London, Sept 29 : By finding a genetic variant linked to a much higher risk of the sleep disorder narcolepsy, Japanese researchers may unravel the mystery behind the disorder, according to a new study.
University of Tokyo researchers, who led the study, say that their findings may highlight narcolepsy's causes.
Narcolepsy is an uncommon and distressing condition, in which the patients can suffer "sleep attacks" without any warning during any normal activity. Its sufferers may experience "cataplexy", where strong emotions such as anger, surprise, or laughter can lead to an instant loss of muscle strength, which, in some cases, can cause collapse.
The researchers are hoping that the discovery of the present susceptibility gene(s) might lead to the establishment of novel therapeutic approaches
While the causes behind narcolepsy are still unclear, some scientists think that it is may be caused due to a shortage of a chemical called hypocretin which sends signals to the brain about sleeping and waking up.
Scientists have not ruled out the possibility that the condition could be hereditary in nature.

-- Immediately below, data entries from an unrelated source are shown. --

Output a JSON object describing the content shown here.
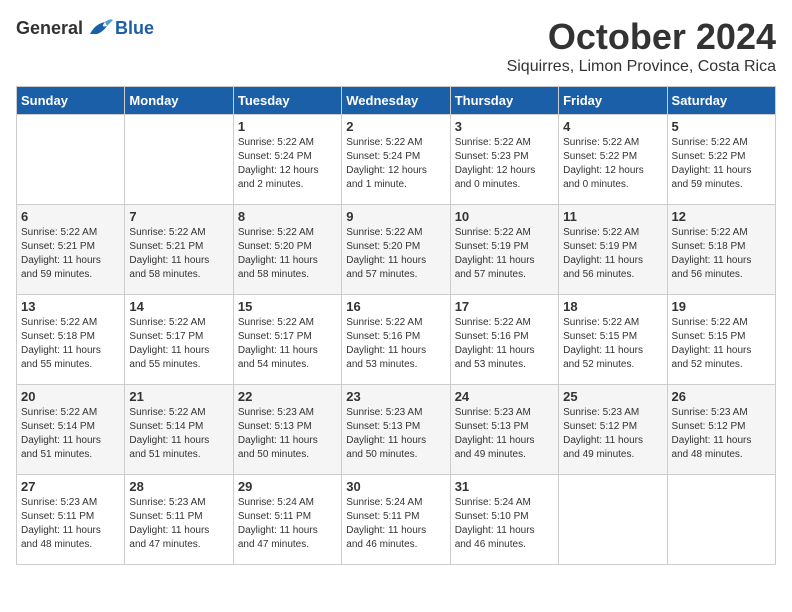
{
  "header": {
    "logo_general": "General",
    "logo_blue": "Blue",
    "month_title": "October 2024",
    "location": "Siquirres, Limon Province, Costa Rica"
  },
  "weekdays": [
    "Sunday",
    "Monday",
    "Tuesday",
    "Wednesday",
    "Thursday",
    "Friday",
    "Saturday"
  ],
  "weeks": [
    [
      {
        "day": "",
        "info": ""
      },
      {
        "day": "",
        "info": ""
      },
      {
        "day": "1",
        "info": "Sunrise: 5:22 AM\nSunset: 5:24 PM\nDaylight: 12 hours\nand 2 minutes."
      },
      {
        "day": "2",
        "info": "Sunrise: 5:22 AM\nSunset: 5:24 PM\nDaylight: 12 hours\nand 1 minute."
      },
      {
        "day": "3",
        "info": "Sunrise: 5:22 AM\nSunset: 5:23 PM\nDaylight: 12 hours\nand 0 minutes."
      },
      {
        "day": "4",
        "info": "Sunrise: 5:22 AM\nSunset: 5:22 PM\nDaylight: 12 hours\nand 0 minutes."
      },
      {
        "day": "5",
        "info": "Sunrise: 5:22 AM\nSunset: 5:22 PM\nDaylight: 11 hours\nand 59 minutes."
      }
    ],
    [
      {
        "day": "6",
        "info": "Sunrise: 5:22 AM\nSunset: 5:21 PM\nDaylight: 11 hours\nand 59 minutes."
      },
      {
        "day": "7",
        "info": "Sunrise: 5:22 AM\nSunset: 5:21 PM\nDaylight: 11 hours\nand 58 minutes."
      },
      {
        "day": "8",
        "info": "Sunrise: 5:22 AM\nSunset: 5:20 PM\nDaylight: 11 hours\nand 58 minutes."
      },
      {
        "day": "9",
        "info": "Sunrise: 5:22 AM\nSunset: 5:20 PM\nDaylight: 11 hours\nand 57 minutes."
      },
      {
        "day": "10",
        "info": "Sunrise: 5:22 AM\nSunset: 5:19 PM\nDaylight: 11 hours\nand 57 minutes."
      },
      {
        "day": "11",
        "info": "Sunrise: 5:22 AM\nSunset: 5:19 PM\nDaylight: 11 hours\nand 56 minutes."
      },
      {
        "day": "12",
        "info": "Sunrise: 5:22 AM\nSunset: 5:18 PM\nDaylight: 11 hours\nand 56 minutes."
      }
    ],
    [
      {
        "day": "13",
        "info": "Sunrise: 5:22 AM\nSunset: 5:18 PM\nDaylight: 11 hours\nand 55 minutes."
      },
      {
        "day": "14",
        "info": "Sunrise: 5:22 AM\nSunset: 5:17 PM\nDaylight: 11 hours\nand 55 minutes."
      },
      {
        "day": "15",
        "info": "Sunrise: 5:22 AM\nSunset: 5:17 PM\nDaylight: 11 hours\nand 54 minutes."
      },
      {
        "day": "16",
        "info": "Sunrise: 5:22 AM\nSunset: 5:16 PM\nDaylight: 11 hours\nand 53 minutes."
      },
      {
        "day": "17",
        "info": "Sunrise: 5:22 AM\nSunset: 5:16 PM\nDaylight: 11 hours\nand 53 minutes."
      },
      {
        "day": "18",
        "info": "Sunrise: 5:22 AM\nSunset: 5:15 PM\nDaylight: 11 hours\nand 52 minutes."
      },
      {
        "day": "19",
        "info": "Sunrise: 5:22 AM\nSunset: 5:15 PM\nDaylight: 11 hours\nand 52 minutes."
      }
    ],
    [
      {
        "day": "20",
        "info": "Sunrise: 5:22 AM\nSunset: 5:14 PM\nDaylight: 11 hours\nand 51 minutes."
      },
      {
        "day": "21",
        "info": "Sunrise: 5:22 AM\nSunset: 5:14 PM\nDaylight: 11 hours\nand 51 minutes."
      },
      {
        "day": "22",
        "info": "Sunrise: 5:23 AM\nSunset: 5:13 PM\nDaylight: 11 hours\nand 50 minutes."
      },
      {
        "day": "23",
        "info": "Sunrise: 5:23 AM\nSunset: 5:13 PM\nDaylight: 11 hours\nand 50 minutes."
      },
      {
        "day": "24",
        "info": "Sunrise: 5:23 AM\nSunset: 5:13 PM\nDaylight: 11 hours\nand 49 minutes."
      },
      {
        "day": "25",
        "info": "Sunrise: 5:23 AM\nSunset: 5:12 PM\nDaylight: 11 hours\nand 49 minutes."
      },
      {
        "day": "26",
        "info": "Sunrise: 5:23 AM\nSunset: 5:12 PM\nDaylight: 11 hours\nand 48 minutes."
      }
    ],
    [
      {
        "day": "27",
        "info": "Sunrise: 5:23 AM\nSunset: 5:11 PM\nDaylight: 11 hours\nand 48 minutes."
      },
      {
        "day": "28",
        "info": "Sunrise: 5:23 AM\nSunset: 5:11 PM\nDaylight: 11 hours\nand 47 minutes."
      },
      {
        "day": "29",
        "info": "Sunrise: 5:24 AM\nSunset: 5:11 PM\nDaylight: 11 hours\nand 47 minutes."
      },
      {
        "day": "30",
        "info": "Sunrise: 5:24 AM\nSunset: 5:11 PM\nDaylight: 11 hours\nand 46 minutes."
      },
      {
        "day": "31",
        "info": "Sunrise: 5:24 AM\nSunset: 5:10 PM\nDaylight: 11 hours\nand 46 minutes."
      },
      {
        "day": "",
        "info": ""
      },
      {
        "day": "",
        "info": ""
      }
    ]
  ]
}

Thus, the researchers are looking for the genetic differences, which may be involved. They looked at the genetic code of hundreds of volunteers, some with narcolepsy, some without, to look for differences.
They found a variant, which was linked to a 79 percent higher chance of narcolepsy in Japanese people, and a 40 percent increased chance in other ethnic groups.
The variant was found close to two genes, CPT1B, and CHKB, which have already been pointed out for causing the disorder, because of their role in regulating sleep.
According to the researchers, while current treatments focused on dealing with the symptoms of narcolepsy, their genetic finding may help point the way to understanding the underlying mechanisms responsible. Particularly it could reveal the reason behind the shortage of hypocretin.
"We hope that the discovery of the present susceptibility gene(s) might contribute to the establishment of novel therapeutic approaches," the BBC quoted the researchers as saying.
UK sleep specialist Dr Renata Riha, from Edinburgh's Royal Infirmary, claimed that the variant was unlikely to provide the sole explanation for narcolepsy in patients.
A research article describing the study has been published in the journal Nature Genetics.